If we are going to have some sort of long form engagement with this party, we may want to understand their psychology better. We should be prepared to be wrong in our assessments for we have an agenda, but we should study them anyway, and adjust our analysis according to our findings.
After our initial analysis of this other person is complete, and all of our adjustments have been made, we may want to focus some of our attention on the third party that was informed by this other person of their decision to dislike you. It possible that the third party plays no role in this, other than being a third party, but is it possible that that person plays an instrumental role in this other person not liking you. It’s possible that you may be a perceived threat in the relationship they have with this third party, and they have an agenda with this other person fears you may expose. It’s also possible that they’re insecure people and they fear that you’re better. Whatever the case is, it’s possible that you may never be able to entirely figure it out. It’s also possible that their insecurities are such that they’ve overestimated you, but they don’t want to take that chance.
“I don’t know why,” we’ve all heard others say about others. “I just don’t like them.” Perhaps the people that don’t like you are saying these same things about you. Perhaps they can’t put their finger on why they don’t like you. They just don’t.
If they do know, they’re probably not going to tell anyone, for that would reveal something about them. They also don’t want to reveal the exact reason, because watching you flop around like a fish on shore, trying to figure it out, gives them some joy.
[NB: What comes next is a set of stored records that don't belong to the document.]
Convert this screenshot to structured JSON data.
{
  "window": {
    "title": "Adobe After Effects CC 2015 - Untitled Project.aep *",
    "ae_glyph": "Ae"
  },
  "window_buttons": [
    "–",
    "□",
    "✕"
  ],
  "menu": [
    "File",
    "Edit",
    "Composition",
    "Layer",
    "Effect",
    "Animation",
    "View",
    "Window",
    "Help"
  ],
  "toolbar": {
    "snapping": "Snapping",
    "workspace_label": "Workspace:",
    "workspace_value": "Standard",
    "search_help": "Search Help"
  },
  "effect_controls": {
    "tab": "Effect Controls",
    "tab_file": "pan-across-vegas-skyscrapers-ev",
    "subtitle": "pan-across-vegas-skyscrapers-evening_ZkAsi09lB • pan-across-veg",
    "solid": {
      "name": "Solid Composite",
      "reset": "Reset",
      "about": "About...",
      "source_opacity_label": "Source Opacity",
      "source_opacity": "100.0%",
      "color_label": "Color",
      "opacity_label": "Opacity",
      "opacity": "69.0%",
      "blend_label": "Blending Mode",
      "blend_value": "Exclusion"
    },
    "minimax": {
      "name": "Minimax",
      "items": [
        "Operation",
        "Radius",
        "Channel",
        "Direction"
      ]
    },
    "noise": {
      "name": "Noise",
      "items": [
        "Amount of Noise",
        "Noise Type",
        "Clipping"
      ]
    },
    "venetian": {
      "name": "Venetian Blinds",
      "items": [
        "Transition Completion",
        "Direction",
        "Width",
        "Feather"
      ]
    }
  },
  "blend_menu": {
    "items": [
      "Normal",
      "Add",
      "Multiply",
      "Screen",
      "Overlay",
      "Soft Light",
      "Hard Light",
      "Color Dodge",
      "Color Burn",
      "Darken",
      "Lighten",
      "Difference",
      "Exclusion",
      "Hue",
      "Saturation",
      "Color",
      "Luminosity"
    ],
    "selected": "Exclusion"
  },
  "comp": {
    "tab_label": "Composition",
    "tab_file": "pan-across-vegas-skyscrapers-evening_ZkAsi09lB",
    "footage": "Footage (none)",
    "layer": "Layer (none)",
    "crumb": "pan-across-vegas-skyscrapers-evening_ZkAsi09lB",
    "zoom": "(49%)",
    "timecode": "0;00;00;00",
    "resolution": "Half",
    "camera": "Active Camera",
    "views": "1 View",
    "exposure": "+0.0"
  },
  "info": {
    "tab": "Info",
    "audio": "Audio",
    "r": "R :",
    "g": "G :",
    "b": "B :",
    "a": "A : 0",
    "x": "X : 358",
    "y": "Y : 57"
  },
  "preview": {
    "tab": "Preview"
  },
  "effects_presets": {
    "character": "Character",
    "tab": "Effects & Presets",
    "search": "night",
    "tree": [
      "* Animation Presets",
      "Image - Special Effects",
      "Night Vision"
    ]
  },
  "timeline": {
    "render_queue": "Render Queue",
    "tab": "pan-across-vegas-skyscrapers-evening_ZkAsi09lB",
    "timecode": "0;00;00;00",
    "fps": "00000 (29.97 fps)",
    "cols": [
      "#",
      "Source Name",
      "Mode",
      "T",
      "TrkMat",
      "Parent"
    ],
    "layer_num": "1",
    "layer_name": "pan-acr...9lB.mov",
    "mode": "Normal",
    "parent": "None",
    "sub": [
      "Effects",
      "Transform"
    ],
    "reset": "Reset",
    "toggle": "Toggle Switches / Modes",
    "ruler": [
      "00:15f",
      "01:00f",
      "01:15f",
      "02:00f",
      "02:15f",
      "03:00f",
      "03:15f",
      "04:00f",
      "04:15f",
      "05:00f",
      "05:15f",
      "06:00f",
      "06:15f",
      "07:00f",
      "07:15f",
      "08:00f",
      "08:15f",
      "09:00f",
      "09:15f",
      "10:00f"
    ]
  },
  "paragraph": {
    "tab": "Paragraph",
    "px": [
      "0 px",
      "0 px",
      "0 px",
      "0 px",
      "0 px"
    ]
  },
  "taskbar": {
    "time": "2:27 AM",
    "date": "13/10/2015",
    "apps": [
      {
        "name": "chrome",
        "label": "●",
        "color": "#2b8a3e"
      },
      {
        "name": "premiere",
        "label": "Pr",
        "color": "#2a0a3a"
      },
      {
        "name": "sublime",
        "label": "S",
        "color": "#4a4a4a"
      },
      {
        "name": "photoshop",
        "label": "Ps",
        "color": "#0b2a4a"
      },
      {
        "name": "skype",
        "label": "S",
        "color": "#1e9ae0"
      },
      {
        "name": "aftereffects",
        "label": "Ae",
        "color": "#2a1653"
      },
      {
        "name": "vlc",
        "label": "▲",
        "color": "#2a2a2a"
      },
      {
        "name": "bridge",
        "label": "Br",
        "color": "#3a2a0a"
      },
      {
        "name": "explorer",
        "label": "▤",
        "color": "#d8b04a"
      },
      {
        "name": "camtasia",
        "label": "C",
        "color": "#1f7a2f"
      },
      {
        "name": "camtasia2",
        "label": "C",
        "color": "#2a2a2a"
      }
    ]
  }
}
All we know is they don’t like you, and we’re all sure that they are rude to you behind your back, and they speak ill of you. You’re sure they have a reason, and you’ve searched through a million possibilities, but that egotistical part keeps gnawing at you, until you began to believe that it is the only truth possible. You never did anything to get them to dislike you. The idea that not everyone is going to like you, is something you figured out in third grade, but there are some that don’t like you for very specific reasons, and they’ll never let you know what those reasons are, because it is so vital to everything that they’re trying to do that they have such a block with it that they won’t be able to think up an excuse that covers for the fact that they live in fear of the possibility that you may be able to uncover the real truth about them. Very rarely do you receive an unintended compliment so profound that it affects your daily life, and it’s even rarer when it comes in form of a negative vibe.